Why catalogs still work
When we marry our research above with a review of retail trends and consumer psychology, we see how catalogs stand apart from the increasingly cluttered digital inboxes and social media feeds. As physical products, they can linger in consumers’ houses long after emails are deleted, which increases top-of-mind awareness among consumers.
But their real power is how—for certain products—they increase the vividness of a product by enhancing consumer’s ability to visualize and imagine product usage experiences. Vividness is highly influential in consumer behavior as it can increase consumer involvement and joy in the purchasing process, ultimately influencing preferences and sales. Vividness is especially important for hedonic products and services (vs. utilitarian) that are purchased for fun, enjoyment and pleasure, and contain richer experiential aspects.

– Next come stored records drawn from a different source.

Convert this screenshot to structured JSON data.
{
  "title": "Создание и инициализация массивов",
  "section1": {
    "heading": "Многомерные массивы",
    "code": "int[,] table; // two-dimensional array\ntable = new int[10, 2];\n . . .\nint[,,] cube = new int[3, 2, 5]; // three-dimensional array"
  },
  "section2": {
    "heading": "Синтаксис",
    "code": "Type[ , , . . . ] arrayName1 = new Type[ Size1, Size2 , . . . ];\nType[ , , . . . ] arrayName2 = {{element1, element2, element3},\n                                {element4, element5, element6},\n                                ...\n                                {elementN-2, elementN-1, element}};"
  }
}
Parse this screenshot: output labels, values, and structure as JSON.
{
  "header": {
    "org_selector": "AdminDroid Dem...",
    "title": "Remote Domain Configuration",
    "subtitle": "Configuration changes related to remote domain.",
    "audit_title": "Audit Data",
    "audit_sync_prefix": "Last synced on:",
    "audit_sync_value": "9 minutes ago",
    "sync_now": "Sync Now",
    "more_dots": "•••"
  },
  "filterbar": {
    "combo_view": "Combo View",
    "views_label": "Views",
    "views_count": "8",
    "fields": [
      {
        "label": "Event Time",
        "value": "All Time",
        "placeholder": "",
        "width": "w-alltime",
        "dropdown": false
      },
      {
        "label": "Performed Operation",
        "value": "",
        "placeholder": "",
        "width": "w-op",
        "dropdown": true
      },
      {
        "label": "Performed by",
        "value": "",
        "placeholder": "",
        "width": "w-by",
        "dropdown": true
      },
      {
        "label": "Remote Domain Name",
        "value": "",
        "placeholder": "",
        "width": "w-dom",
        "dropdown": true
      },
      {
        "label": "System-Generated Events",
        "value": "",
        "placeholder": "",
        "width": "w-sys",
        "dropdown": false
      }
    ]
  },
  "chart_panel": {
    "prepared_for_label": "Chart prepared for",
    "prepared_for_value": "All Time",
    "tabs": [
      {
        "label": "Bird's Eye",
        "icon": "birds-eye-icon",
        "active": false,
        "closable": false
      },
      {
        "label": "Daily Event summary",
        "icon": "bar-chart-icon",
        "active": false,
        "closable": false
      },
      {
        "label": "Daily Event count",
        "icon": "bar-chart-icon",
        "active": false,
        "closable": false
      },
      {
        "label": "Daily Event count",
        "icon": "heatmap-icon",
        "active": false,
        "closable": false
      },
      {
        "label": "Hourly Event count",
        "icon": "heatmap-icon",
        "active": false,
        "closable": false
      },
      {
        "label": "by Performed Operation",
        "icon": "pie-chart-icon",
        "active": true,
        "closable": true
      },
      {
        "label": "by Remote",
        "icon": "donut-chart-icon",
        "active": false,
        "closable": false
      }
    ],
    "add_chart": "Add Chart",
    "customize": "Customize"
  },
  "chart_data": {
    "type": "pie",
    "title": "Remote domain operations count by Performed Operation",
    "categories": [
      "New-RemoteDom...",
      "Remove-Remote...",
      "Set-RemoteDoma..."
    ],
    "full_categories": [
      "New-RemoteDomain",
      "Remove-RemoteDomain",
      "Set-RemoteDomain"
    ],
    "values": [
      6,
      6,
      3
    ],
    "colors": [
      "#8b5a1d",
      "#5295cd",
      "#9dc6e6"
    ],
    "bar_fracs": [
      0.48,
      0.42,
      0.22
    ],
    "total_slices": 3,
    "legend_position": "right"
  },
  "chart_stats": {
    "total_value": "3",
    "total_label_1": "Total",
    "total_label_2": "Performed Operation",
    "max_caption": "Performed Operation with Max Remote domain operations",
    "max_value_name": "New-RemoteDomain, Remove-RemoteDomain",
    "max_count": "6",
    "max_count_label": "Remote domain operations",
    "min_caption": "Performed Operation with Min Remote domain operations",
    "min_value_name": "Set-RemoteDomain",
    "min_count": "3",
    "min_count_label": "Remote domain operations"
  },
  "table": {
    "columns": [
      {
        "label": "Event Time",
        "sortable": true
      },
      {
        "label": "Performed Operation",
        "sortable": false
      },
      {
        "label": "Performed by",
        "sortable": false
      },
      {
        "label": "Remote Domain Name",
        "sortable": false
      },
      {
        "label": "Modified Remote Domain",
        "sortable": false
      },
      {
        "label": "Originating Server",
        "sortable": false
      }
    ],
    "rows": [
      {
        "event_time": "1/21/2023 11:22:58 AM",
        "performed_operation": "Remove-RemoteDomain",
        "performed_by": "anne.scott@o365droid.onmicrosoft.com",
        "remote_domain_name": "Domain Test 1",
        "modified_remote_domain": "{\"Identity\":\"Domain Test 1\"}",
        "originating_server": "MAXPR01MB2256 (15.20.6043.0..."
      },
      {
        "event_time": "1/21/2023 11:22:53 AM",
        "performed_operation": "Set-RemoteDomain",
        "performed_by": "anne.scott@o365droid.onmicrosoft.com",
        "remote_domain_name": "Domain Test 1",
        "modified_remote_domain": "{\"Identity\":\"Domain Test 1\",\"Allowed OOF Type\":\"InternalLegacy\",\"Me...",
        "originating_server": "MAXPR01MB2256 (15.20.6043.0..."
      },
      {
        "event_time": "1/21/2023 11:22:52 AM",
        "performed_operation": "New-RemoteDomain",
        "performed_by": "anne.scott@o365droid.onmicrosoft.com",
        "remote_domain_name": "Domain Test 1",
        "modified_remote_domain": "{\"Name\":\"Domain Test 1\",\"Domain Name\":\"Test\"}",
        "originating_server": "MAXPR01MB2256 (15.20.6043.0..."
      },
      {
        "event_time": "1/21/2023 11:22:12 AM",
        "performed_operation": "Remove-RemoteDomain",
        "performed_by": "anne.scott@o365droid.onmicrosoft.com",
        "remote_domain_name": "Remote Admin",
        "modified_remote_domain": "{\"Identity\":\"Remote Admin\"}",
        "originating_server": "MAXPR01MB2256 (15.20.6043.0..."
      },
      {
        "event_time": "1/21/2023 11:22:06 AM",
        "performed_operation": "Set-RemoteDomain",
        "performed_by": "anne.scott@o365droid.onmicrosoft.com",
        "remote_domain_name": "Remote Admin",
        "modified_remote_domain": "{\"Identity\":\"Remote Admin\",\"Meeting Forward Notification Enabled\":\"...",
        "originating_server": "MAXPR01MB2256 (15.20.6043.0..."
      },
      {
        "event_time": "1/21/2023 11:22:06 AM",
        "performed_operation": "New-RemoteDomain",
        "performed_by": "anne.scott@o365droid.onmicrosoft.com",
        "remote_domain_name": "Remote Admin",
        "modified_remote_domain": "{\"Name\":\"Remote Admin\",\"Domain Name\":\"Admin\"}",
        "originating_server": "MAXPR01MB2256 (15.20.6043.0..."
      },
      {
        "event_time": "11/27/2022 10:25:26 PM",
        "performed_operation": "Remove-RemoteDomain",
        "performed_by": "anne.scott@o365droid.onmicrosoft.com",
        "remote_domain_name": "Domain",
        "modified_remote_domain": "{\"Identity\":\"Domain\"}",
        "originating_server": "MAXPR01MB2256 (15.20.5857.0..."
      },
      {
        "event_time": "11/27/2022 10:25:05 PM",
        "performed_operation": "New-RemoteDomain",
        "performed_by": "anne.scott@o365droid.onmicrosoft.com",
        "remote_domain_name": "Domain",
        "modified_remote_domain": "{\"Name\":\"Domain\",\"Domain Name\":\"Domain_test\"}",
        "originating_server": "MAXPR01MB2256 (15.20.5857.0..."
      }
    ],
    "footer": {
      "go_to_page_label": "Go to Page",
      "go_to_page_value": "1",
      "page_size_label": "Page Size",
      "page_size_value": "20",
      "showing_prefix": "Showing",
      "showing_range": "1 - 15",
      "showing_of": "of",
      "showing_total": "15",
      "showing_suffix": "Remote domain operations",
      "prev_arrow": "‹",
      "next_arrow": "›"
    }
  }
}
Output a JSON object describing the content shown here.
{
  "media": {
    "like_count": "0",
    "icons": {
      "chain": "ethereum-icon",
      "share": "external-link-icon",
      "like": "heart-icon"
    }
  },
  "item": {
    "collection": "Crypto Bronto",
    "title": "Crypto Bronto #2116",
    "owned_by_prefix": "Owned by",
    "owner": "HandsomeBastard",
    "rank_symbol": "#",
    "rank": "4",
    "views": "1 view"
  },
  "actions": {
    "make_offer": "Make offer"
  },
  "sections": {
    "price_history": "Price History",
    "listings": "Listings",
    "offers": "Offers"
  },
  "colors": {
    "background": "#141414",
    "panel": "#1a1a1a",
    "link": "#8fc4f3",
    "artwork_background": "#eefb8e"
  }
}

Finally, physical stores are expensive. For e-commerce retailers, especially those in hedonic categories who do not have or do not want physical stores, well-designed catalog campaigns allow them to make the product presentation more vivid, tactile, and memorable. The potential results are increased customer involvement, loyalty, and sales, all without the geographic constraints and the expenses associated with stores.
Creativity, aesthetics, and empathy will determine competitive advantages for modern e-commerce
Based on our research, we recommend that e-retailers that sell products that people purchase for fun, pleasure, and excitement to consider investing in aesthetic designs and experimenting with the catalog mailings. Whether other retailers should dive into catalogues is a subject for further research; the psychological theory of vividness suggests that visually rich categories such as luxury goods are more responsive to vividness, and utilitarian and functional products such as household tools, cleaning products, home security systems would not benefit from catalogs.
Just like the evolution of the retail landscape, catalogs have also evolved – they should no longer be a rambling collection of product pages reminiscent of Sears’ golden days. Instead, firms need to focus on designing stunning imagery and creative presentation of products to evoke emotion (e.g., Celebrity cruise lines, Nordstrom), blending in these product imageries with literature that embody higher-level values that the brand stands for (e.g., literary and art magazines issued by the French luxury brand Hermes), and narrating the experiences of others so that consumers can almost live vicariously through the catalogs (e.g., the wine retailer KLwine.com sends out printed newsletters with staff’s tasting notes and visits to wine)
As logistics and manufacturing outsourcing convergences are leveling the playing field, operational efficiencies can no longer serve as meaningful differentiators in e-commerce as they did in the last decade. Creative and aesthetic capabilities and firms’ abilities to empathize with consumers and evoke emotional connections will constitute crucial competitive advantages in modern e-commerce. Catalogs can be a powerful medium to achieve them.